■ What needs to be done:
Which lines of the data below contain "Anyone"? Please show them all.
---------- Materials provided ----------
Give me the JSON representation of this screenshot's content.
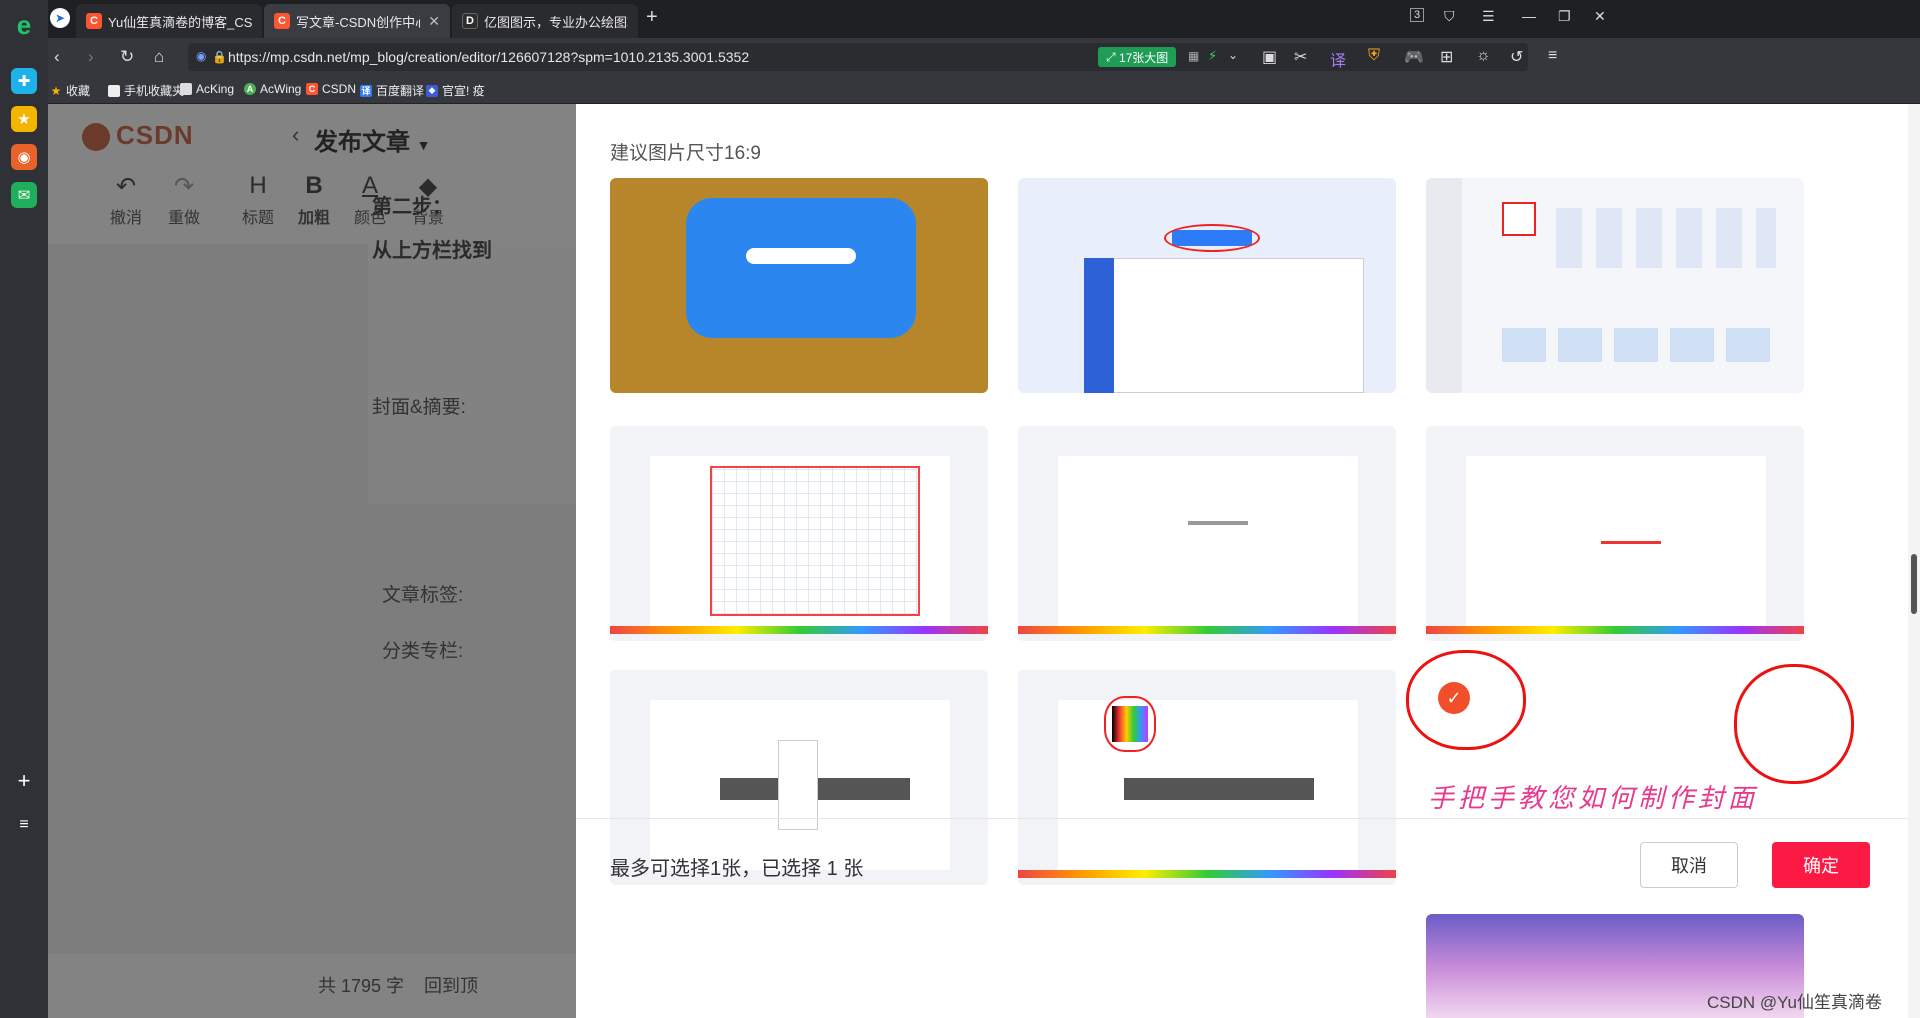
{
  "browser": {
    "tabs": [
      {
        "label": "Yu仙笙真滴卷的博客_CSDN博客",
        "favicon": "C",
        "color": "#fc5531"
      },
      {
        "label": "写文章-CSDN创作中心",
        "favicon": "C",
        "color": "#fc5531"
      },
      {
        "label": "亿图图示，专业办公绘图软件",
        "favicon": "D",
        "color": "#2d2d2d"
      }
    ],
    "tab_count": "3",
    "url": "https://mp.csdn.net/mp_blog/creation/editor/126607128?spm=1010.2135.3001.5352",
    "image_badge": "17张大图",
    "bookmarks": [
      "收藏",
      "手机收藏夹",
      "AcKing",
      "AcWing",
      "CSDN",
      "百度翻译",
      "官宣! 疫"
    ]
  },
  "editor": {
    "logo": "CSDN",
    "page_title": "发布文章",
    "toolbar": [
      {
        "icon": "undo-icon",
        "glyph": "↶",
        "label": "撤消"
      },
      {
        "icon": "redo-icon",
        "glyph": "↷",
        "label": "重做"
      },
      {
        "icon": "heading-icon",
        "glyph": "H",
        "label": "标题"
      },
      {
        "icon": "bold-icon",
        "glyph": "B",
        "label": "加粗"
      },
      {
        "icon": "color-icon",
        "glyph": "A",
        "label": "颜色"
      },
      {
        "icon": "background-icon",
        "glyph": "◆",
        "label": "背景"
      }
    ],
    "body_lines": [
      "第二步：",
      "从上方栏找到"
    ],
    "labels": {
      "cover": "封面&摘要:",
      "tags": "文章标签:",
      "category": "分类专栏:"
    },
    "footer": {
      "word_count": "共 1795 字",
      "back_top": "回到顶"
    }
  },
  "modal": {
    "hint": "建议图片尺寸16:9",
    "footer_text": "最多可选择1张，已选择 1 张",
    "cancel": "取消",
    "confirm": "确定",
    "annotation": "手把手教您如何制作封面"
  },
  "watermark": "CSDN @Yu仙笙真滴卷"
}
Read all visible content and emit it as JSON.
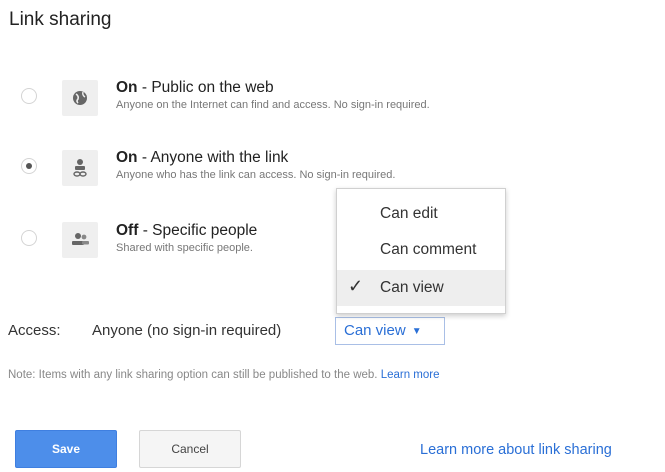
{
  "title": "Link sharing",
  "options": [
    {
      "status": "On",
      "title_rest": "Public on the web",
      "desc": "Anyone on the Internet can find and access. No sign-in required.",
      "icon": "globe-icon",
      "checked": false
    },
    {
      "status": "On",
      "title_rest": "Anyone with the link",
      "desc": "Anyone who has the link can access. No sign-in required.",
      "icon": "link-person-icon",
      "checked": true
    },
    {
      "status": "Off",
      "title_rest": "Specific people",
      "desc": "Shared with specific people.",
      "icon": "people-icon",
      "checked": false
    }
  ],
  "separator": " - ",
  "access": {
    "label": "Access:",
    "value": "Anyone (no sign-in required)",
    "dropdown_value": "Can view",
    "caret": "▼"
  },
  "menu": {
    "items": [
      "Can edit",
      "Can comment",
      "Can view"
    ],
    "selected_index": 2,
    "check": "✓"
  },
  "note": {
    "text": "Note: Items with any link sharing option can still be published to the web.",
    "link": "Learn more"
  },
  "buttons": {
    "save": "Save",
    "cancel": "Cancel"
  },
  "learn_more_link": "Learn more about link sharing",
  "colors": {
    "accent": "#4d8eea",
    "link": "#2a6fd6"
  }
}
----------
■ Written response:
      "desc": "Anyone on the Internet can find and access. No sign-in required.",
      "title_rest": "Anyone with the link",
      "desc": "Anyone who has the link can access. No sign-in required.",
    "value": "Anyone (no sign-in required)",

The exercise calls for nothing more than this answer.